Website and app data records
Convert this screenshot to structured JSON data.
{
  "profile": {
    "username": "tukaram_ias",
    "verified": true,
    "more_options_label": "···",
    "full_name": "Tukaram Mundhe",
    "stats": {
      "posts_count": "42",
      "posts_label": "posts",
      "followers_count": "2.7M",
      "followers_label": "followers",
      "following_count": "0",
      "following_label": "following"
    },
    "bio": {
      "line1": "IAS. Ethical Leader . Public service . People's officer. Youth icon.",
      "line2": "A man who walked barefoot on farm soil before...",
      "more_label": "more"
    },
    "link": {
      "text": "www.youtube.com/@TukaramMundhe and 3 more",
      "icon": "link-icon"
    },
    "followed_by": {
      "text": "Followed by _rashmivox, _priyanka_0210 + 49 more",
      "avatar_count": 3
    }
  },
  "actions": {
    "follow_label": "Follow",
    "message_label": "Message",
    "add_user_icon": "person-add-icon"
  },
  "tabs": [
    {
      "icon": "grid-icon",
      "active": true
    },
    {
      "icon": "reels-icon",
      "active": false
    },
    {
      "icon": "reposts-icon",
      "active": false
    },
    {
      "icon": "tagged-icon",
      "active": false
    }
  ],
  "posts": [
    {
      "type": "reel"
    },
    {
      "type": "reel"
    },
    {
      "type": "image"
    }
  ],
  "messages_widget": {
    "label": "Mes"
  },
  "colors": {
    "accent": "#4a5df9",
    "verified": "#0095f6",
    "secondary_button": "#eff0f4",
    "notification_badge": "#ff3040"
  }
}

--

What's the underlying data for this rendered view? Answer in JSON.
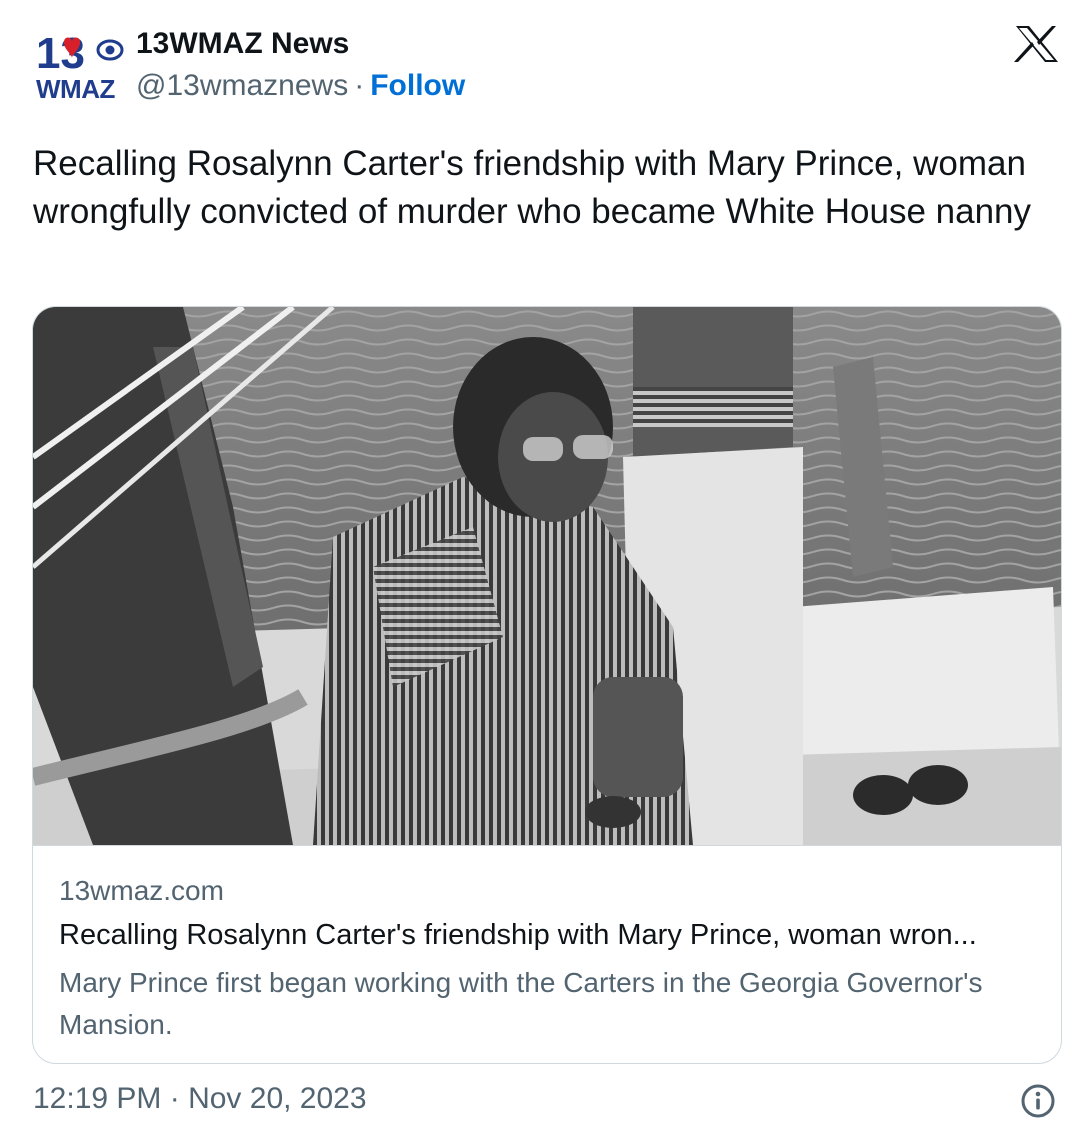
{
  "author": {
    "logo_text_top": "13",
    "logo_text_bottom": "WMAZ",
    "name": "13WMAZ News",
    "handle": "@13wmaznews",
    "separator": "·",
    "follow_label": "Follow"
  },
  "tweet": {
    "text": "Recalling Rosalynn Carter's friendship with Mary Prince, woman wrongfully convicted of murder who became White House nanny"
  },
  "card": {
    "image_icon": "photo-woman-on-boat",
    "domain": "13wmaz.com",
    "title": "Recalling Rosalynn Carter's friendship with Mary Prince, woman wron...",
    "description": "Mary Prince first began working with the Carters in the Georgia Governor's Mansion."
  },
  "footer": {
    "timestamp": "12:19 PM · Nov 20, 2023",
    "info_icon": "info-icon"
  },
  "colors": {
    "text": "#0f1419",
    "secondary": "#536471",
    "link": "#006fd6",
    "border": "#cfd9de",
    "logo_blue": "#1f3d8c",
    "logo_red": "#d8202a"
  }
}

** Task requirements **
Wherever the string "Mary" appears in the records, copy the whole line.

** Answer area **
    "text": "Recalling Rosalynn Carter's friendship with Mary Prince, woman wrongfully convicted of murder who became White House nanny"
    "title": "Recalling Rosalynn Carter's friendship with Mary Prince, woman wron...",
    "description": "Mary Prince first began working with the Carters in the Georgia Governor's Mansion."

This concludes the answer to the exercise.